Federal limits on party coordinated spending have not had a happy history. They were intended to restrict party spending, an unconstitutional goal. The limits were then brought under the anti‐corruption rationale by a bare majority of the U.S. Supreme Court in a singularly unpersuasive argument. Parties now spend most of their campaign money apart from, and sometimes in opposition to, their candidates, a result that serves neither the theory nor the practice of representative democracy.
1 Justice Breyer offers a good review of this history in his opinion in Colorado Republican Federal Campaign Committee v. Federal Election Committee 518 U.S. 604 (1996).
3 Colorado I.
5Federal Election Comm’n v. Colorado Republican Federal Campaign Comm., 533 U. S. 431, 441 (2001).
6Stephen Hoersting and Paul Sherman, “A Constitutional Solution to the Problems of Control and Accountability in Party Independent Expenditures,” Center for Competitive Politics, n.d., p. 3.
7R. Sam Garrett and L. Paige Whitaker, “Coordinated Party Expenditures in Federal Elections: An Overview,” Congressional Research Service Report to Congress, April 13, 2007, p. 5.
8John Samples, The Fallacy of Campaign Finance Reform (Chicago: University of Chicago Press, 2006), p. 46.
9Garrett and Whitaker, p. 6.
10Richard Lau, Lee Sigelman, Caroline Heldman and Paul Babbit, “The Effects of Negative Political Advertisements: A Meta‐Analytic Assessment,” American Political Science Review, 93(December 1999):856–8.
11John J. Coleman and Paul F. Manna, “Congressional Campaign Spending and the Quality of Democracy.” Journal of Politics 62, 3(2000): 757–89.
12John J. Coleman, “The Distribution of Campaign Spending Benefits Across Groups.” Journal of Politics 63, 3 (2001): 916–34.
13Gary C. Jacobson, “Enough is Too Much: Money and Competition in House Elections,” in Elections in America, ed. Kay Lehman Schlozman (Boston: Allen & Unwin, 1987), p. 76.

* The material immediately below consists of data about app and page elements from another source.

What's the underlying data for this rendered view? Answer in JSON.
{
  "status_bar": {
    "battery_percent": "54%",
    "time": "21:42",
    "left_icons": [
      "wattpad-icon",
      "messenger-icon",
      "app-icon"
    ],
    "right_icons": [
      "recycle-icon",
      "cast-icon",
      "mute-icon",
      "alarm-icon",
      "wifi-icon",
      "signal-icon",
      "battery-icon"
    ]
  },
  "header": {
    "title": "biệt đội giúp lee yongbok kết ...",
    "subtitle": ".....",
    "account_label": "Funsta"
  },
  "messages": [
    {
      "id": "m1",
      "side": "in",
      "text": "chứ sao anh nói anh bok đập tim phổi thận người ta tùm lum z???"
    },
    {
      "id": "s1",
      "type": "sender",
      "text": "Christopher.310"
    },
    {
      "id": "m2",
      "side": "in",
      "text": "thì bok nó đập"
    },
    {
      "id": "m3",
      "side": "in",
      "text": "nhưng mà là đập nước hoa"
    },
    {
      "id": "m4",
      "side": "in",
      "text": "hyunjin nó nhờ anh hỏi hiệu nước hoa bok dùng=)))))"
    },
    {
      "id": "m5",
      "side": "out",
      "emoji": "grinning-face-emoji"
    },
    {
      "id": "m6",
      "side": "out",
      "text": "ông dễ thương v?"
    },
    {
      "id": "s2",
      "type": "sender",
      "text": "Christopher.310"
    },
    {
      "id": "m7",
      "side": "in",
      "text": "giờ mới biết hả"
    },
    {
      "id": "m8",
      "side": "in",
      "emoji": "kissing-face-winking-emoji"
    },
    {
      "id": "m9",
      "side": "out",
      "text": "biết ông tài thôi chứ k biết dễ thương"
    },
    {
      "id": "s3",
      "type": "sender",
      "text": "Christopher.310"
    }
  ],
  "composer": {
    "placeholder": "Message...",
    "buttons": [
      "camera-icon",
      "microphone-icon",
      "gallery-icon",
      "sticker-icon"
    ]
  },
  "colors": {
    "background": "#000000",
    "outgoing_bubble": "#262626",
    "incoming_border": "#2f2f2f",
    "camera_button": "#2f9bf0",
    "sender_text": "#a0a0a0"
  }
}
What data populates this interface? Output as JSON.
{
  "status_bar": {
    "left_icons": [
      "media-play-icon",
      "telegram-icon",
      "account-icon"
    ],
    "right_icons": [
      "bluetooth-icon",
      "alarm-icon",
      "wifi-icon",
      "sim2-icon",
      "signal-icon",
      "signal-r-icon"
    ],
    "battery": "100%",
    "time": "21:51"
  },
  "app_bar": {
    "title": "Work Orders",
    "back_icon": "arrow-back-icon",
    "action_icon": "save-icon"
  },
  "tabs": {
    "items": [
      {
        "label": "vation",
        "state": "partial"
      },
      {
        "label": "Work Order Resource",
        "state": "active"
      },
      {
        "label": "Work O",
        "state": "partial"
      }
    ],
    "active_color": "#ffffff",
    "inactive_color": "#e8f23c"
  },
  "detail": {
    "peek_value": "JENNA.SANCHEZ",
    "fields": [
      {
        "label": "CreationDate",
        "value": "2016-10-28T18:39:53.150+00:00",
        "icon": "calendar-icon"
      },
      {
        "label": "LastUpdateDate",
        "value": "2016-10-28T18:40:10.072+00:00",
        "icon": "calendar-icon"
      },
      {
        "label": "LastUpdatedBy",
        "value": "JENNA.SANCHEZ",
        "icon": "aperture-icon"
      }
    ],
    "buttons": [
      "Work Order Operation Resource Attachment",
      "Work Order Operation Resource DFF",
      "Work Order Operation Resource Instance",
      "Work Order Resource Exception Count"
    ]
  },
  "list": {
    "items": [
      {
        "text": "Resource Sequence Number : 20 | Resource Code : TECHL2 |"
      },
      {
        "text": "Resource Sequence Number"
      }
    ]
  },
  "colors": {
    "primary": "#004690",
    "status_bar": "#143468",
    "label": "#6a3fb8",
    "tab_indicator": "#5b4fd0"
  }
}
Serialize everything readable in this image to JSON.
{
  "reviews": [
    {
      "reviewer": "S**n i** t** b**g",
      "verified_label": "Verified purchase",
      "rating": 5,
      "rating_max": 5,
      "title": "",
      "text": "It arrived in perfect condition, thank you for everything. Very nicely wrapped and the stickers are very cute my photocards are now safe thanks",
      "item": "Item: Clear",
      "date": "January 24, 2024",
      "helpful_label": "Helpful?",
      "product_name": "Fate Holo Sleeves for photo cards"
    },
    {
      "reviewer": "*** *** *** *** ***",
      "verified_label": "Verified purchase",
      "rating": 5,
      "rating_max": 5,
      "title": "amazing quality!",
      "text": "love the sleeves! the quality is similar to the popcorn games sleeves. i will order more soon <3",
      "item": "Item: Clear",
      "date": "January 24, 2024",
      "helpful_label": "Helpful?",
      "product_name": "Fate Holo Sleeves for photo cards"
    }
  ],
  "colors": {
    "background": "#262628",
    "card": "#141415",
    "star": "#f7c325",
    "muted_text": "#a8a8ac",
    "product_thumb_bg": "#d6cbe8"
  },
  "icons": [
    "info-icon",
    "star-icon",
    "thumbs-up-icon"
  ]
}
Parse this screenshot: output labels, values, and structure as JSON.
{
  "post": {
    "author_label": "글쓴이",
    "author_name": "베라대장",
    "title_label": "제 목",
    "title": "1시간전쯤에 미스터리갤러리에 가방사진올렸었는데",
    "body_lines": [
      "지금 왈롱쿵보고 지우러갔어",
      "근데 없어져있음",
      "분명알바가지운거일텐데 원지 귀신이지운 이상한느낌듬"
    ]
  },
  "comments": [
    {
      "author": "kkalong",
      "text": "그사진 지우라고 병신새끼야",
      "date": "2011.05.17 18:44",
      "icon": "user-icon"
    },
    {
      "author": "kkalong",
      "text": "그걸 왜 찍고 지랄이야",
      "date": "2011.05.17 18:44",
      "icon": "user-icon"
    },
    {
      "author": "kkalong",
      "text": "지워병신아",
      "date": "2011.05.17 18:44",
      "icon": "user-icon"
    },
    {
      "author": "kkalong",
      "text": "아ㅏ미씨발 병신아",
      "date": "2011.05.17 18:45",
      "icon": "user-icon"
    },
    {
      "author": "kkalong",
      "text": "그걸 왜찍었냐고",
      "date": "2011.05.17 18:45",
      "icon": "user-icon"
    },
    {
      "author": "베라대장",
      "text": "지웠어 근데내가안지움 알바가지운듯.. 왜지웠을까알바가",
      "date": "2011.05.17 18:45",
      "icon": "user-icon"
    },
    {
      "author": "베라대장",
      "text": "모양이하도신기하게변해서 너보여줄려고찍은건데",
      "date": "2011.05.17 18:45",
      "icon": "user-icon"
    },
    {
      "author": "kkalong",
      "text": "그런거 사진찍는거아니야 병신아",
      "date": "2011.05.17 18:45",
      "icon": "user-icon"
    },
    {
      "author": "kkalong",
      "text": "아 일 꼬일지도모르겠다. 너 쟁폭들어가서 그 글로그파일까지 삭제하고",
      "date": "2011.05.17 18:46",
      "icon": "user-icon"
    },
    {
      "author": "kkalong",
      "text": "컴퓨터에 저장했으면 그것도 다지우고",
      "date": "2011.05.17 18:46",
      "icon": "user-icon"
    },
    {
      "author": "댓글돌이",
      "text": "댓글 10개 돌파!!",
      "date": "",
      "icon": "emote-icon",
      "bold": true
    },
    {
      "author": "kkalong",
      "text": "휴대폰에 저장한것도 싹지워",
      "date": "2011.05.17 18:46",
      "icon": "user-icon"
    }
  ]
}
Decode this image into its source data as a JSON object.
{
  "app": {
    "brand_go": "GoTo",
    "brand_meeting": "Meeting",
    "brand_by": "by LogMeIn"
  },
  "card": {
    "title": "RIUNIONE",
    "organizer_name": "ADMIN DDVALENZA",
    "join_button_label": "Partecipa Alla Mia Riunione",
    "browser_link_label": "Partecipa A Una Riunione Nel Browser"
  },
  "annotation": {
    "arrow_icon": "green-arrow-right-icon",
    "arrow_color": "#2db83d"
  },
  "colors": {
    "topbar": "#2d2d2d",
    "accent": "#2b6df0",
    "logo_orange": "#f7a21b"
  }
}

14The parties will spend more money will spend more money independently and in coordination with candidates with the passage of time. The question should be whether elimination of coordination limits would lead to more spending than that baseline.